Atkinson Hay Days
When I was a young boy, we went southwest of Atkinson, Neb., to hunt ducks on the Star Plus Ranch. This is wide-open sand hill country, and the valleys are very close to water, making it some of the finest native hay-growing ground in the United States. For years, hay was baled in small, square bales and shipped all over the country from there. The town of O’Neill, south of Atkinson, produced stacks of hay and baled them directly into boxcars for shipment.
A couple of years ago, I attended Hay Days at Atkinson and saw a baler that was fed by hand, using a pitchfork. The haywas pitched onto a hayrack pulled by a team of horses and hauled to the baler, where it was pitched by hand into that machine. The bales were blocked, tied and stacked by hand. Those boys didn’t need a weight room to stay in shape; they were in shape.
The hay baler was a 1910 Dain, powered by another team of horses. The horses went round and round in one place, which powered a long, spring-loaded shaft, which powered the plunger for pressing the hay. Even today, ruts can be seen in Holt County were the horses went round and round in one place, even though by about 1940, balers began to be powered by tractors instead of horses. The newer balers were belt driven, which made them more portable.
The rig at Hay Days sat on four wagon wheels, and every time they put it down, they have to pull the wheels off. When I first saw it, the wheels were on it, and I couldn’t figure out how it worked.
The old way of stacking small, square bales may be ending, just like threshing and corn shelling did. I think some people should show the old ways to our younger people before it’s all gone.
-James Wagner, 52341 875th Road, Winnetoon, NE 68789
I want to identify an implement that I discovered in my lawn, buried up to the axles in dirt. It had been there quite a long time, and when I found it, I not only had to cut a bunch of brush away from it, I also had to kill a Copperhead snake in excess of 3 feet to get to it. I got it out of the ground with the help of my four-wheel drive Toyota pickup by pulling it with chains. I have seen one other implement like this on a Web site, but the implement was listed as a hay mower. I wrote to the person on the Web site, but apparently he did not know what it was but knew that it had ‘blades’ on it at one time. Once I told him what I had found, he changed his Web site to reflect that the implement was a corn stalk cutter and had a price of $1,500.

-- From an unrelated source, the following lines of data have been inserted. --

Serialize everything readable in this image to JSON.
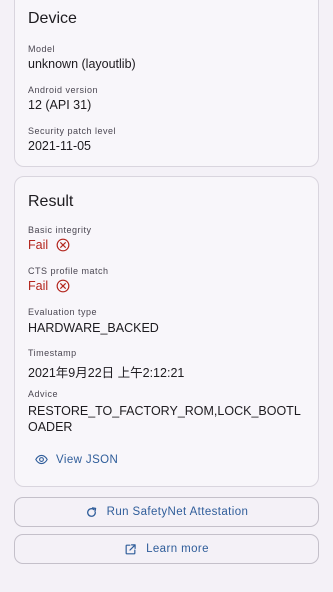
{
  "device": {
    "title": "Device",
    "model_label": "Model",
    "model_value": "unknown (layoutlib)",
    "android_label": "Android version",
    "android_value": "12 (API 31)",
    "patch_label": "Security patch level",
    "patch_value": "2021-11-05"
  },
  "result": {
    "title": "Result",
    "basic_label": "Basic integrity",
    "basic_value": "Fail",
    "cts_label": "CTS profile match",
    "cts_value": "Fail",
    "eval_label": "Evaluation type",
    "eval_value": "HARDWARE_BACKED",
    "timestamp_label": "Timestamp",
    "timestamp_value": "2021年9月22日 上午2:12:21",
    "advice_label": "Advice",
    "advice_value": "RESTORE_TO_FACTORY_ROM,LOCK_BOOTLOADER",
    "view_json_label": "View JSON"
  },
  "actions": {
    "run_label": "Run SafetyNet Attestation",
    "learn_label": "Learn more"
  },
  "icons": {
    "fail": "cancel-circle-icon",
    "view_json": "eye-icon",
    "run": "refresh-icon",
    "learn": "open-in-new-icon"
  },
  "colors": {
    "background": "#f4f1f7",
    "fail": "#b3261e",
    "accent": "#2f5d9a"
  }
}
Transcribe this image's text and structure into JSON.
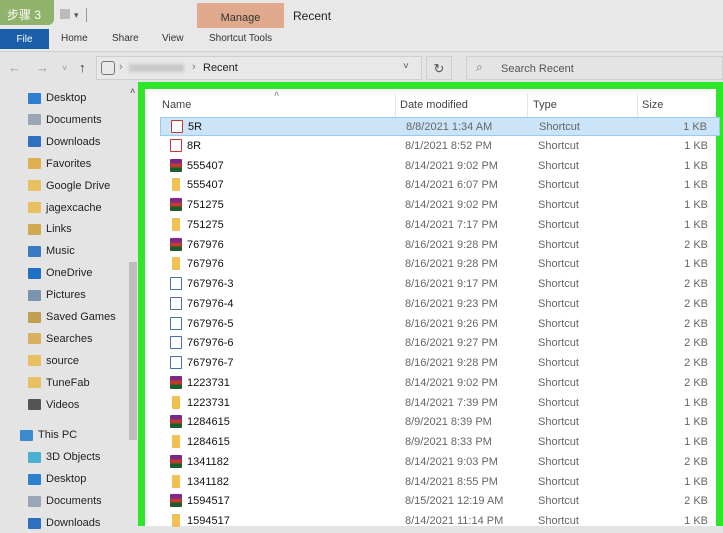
{
  "step_badge": "步骤 3",
  "title_bar": {
    "context_tab": "Manage",
    "window_title": "Recent"
  },
  "ribbon": {
    "file": "File",
    "tabs": [
      "Home",
      "Share",
      "View"
    ],
    "context_tab": "Shortcut Tools"
  },
  "address": {
    "current": "Recent",
    "search_placeholder": "Search Recent"
  },
  "sidebar": {
    "quick_access": [
      {
        "label": "Desktop",
        "icon": "desktop",
        "color": "#2f7fd0"
      },
      {
        "label": "Documents",
        "icon": "documents",
        "color": "#9aa6b4"
      },
      {
        "label": "Downloads",
        "icon": "downloads",
        "color": "#2f6fc0"
      },
      {
        "label": "Favorites",
        "icon": "favorites",
        "color": "#e0b050"
      },
      {
        "label": "Google Drive",
        "icon": "folder",
        "color": "#e8c060"
      },
      {
        "label": "jagexcache",
        "icon": "folder",
        "color": "#e8c060"
      },
      {
        "label": "Links",
        "icon": "links",
        "color": "#d0a850"
      },
      {
        "label": "Music",
        "icon": "music",
        "color": "#3a7ac0"
      },
      {
        "label": "OneDrive",
        "icon": "onedrive",
        "color": "#1f6fc4"
      },
      {
        "label": "Pictures",
        "icon": "pictures",
        "color": "#7a94b0"
      },
      {
        "label": "Saved Games",
        "icon": "saved-games",
        "color": "#c0a050"
      },
      {
        "label": "Searches",
        "icon": "searches",
        "color": "#d8b060"
      },
      {
        "label": "source",
        "icon": "folder",
        "color": "#e8c060"
      },
      {
        "label": "TuneFab",
        "icon": "folder",
        "color": "#e8c060"
      },
      {
        "label": "Videos",
        "icon": "videos",
        "color": "#555"
      }
    ],
    "this_pc": {
      "label": "This PC",
      "color": "#3a8ad0"
    },
    "pc_items": [
      {
        "label": "3D Objects",
        "icon": "3d-objects",
        "color": "#4ab0d0"
      },
      {
        "label": "Desktop",
        "icon": "desktop",
        "color": "#2f7fd0"
      },
      {
        "label": "Documents",
        "icon": "documents",
        "color": "#9aa6b4"
      },
      {
        "label": "Downloads",
        "icon": "downloads",
        "color": "#2f6fc0"
      }
    ]
  },
  "columns": {
    "name": "Name",
    "date": "Date modified",
    "type": "Type",
    "size": "Size"
  },
  "files": [
    {
      "name": "5R",
      "date": "8/8/2021 1:34 AM",
      "type": "Shortcut",
      "size": "1 KB",
      "icon": "pdf",
      "selected": true
    },
    {
      "name": "8R",
      "date": "8/1/2021 8:52 PM",
      "type": "Shortcut",
      "size": "1 KB",
      "icon": "pdf"
    },
    {
      "name": "555407",
      "date": "8/14/2021 9:02 PM",
      "type": "Shortcut",
      "size": "1 KB",
      "icon": "rar"
    },
    {
      "name": "555407",
      "date": "8/14/2021 6:07 PM",
      "type": "Shortcut",
      "size": "1 KB",
      "icon": "folder"
    },
    {
      "name": "751275",
      "date": "8/14/2021 9:02 PM",
      "type": "Shortcut",
      "size": "1 KB",
      "icon": "rar"
    },
    {
      "name": "751275",
      "date": "8/14/2021 7:17 PM",
      "type": "Shortcut",
      "size": "1 KB",
      "icon": "folder"
    },
    {
      "name": "767976",
      "date": "8/16/2021 9:28 PM",
      "type": "Shortcut",
      "size": "2 KB",
      "icon": "rar"
    },
    {
      "name": "767976",
      "date": "8/16/2021 9:28 PM",
      "type": "Shortcut",
      "size": "1 KB",
      "icon": "folder"
    },
    {
      "name": "767976-3",
      "date": "8/16/2021 9:17 PM",
      "type": "Shortcut",
      "size": "2 KB",
      "icon": "img"
    },
    {
      "name": "767976-4",
      "date": "8/16/2021 9:23 PM",
      "type": "Shortcut",
      "size": "2 KB",
      "icon": "img"
    },
    {
      "name": "767976-5",
      "date": "8/16/2021 9:26 PM",
      "type": "Shortcut",
      "size": "2 KB",
      "icon": "img"
    },
    {
      "name": "767976-6",
      "date": "8/16/2021 9:27 PM",
      "type": "Shortcut",
      "size": "2 KB",
      "icon": "img"
    },
    {
      "name": "767976-7",
      "date": "8/16/2021 9:28 PM",
      "type": "Shortcut",
      "size": "2 KB",
      "icon": "img"
    },
    {
      "name": "1223731",
      "date": "8/14/2021 9:02 PM",
      "type": "Shortcut",
      "size": "2 KB",
      "icon": "rar"
    },
    {
      "name": "1223731",
      "date": "8/14/2021 7:39 PM",
      "type": "Shortcut",
      "size": "1 KB",
      "icon": "folder"
    },
    {
      "name": "1284615",
      "date": "8/9/2021 8:39 PM",
      "type": "Shortcut",
      "size": "1 KB",
      "icon": "rar"
    },
    {
      "name": "1284615",
      "date": "8/9/2021 8:33 PM",
      "type": "Shortcut",
      "size": "1 KB",
      "icon": "folder"
    },
    {
      "name": "1341182",
      "date": "8/14/2021 9:03 PM",
      "type": "Shortcut",
      "size": "2 KB",
      "icon": "rar"
    },
    {
      "name": "1341182",
      "date": "8/14/2021 8:55 PM",
      "type": "Shortcut",
      "size": "1 KB",
      "icon": "folder"
    },
    {
      "name": "1594517",
      "date": "8/15/2021 12:19 AM",
      "type": "Shortcut",
      "size": "2 KB",
      "icon": "rar"
    },
    {
      "name": "1594517",
      "date": "8/14/2021 11:14 PM",
      "type": "Shortcut",
      "size": "1 KB",
      "icon": "folder"
    }
  ],
  "highlight_color": "#2ee62a"
}
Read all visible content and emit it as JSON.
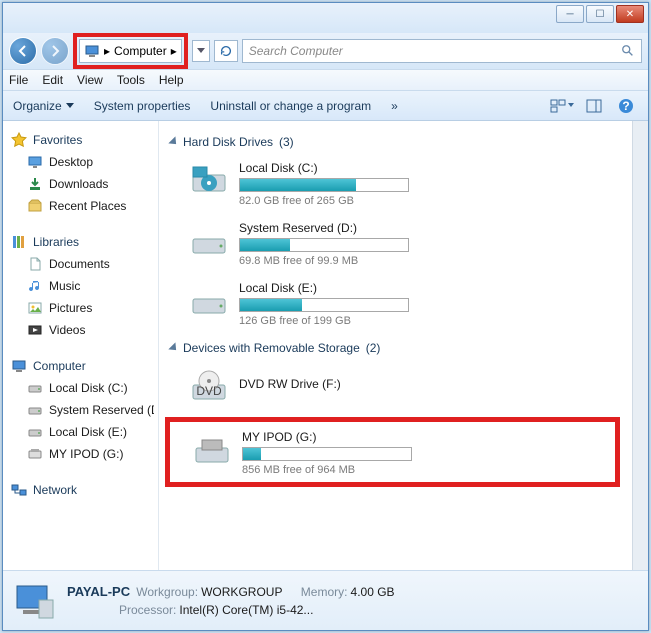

Can anyone tell me what I have found and any other information about it?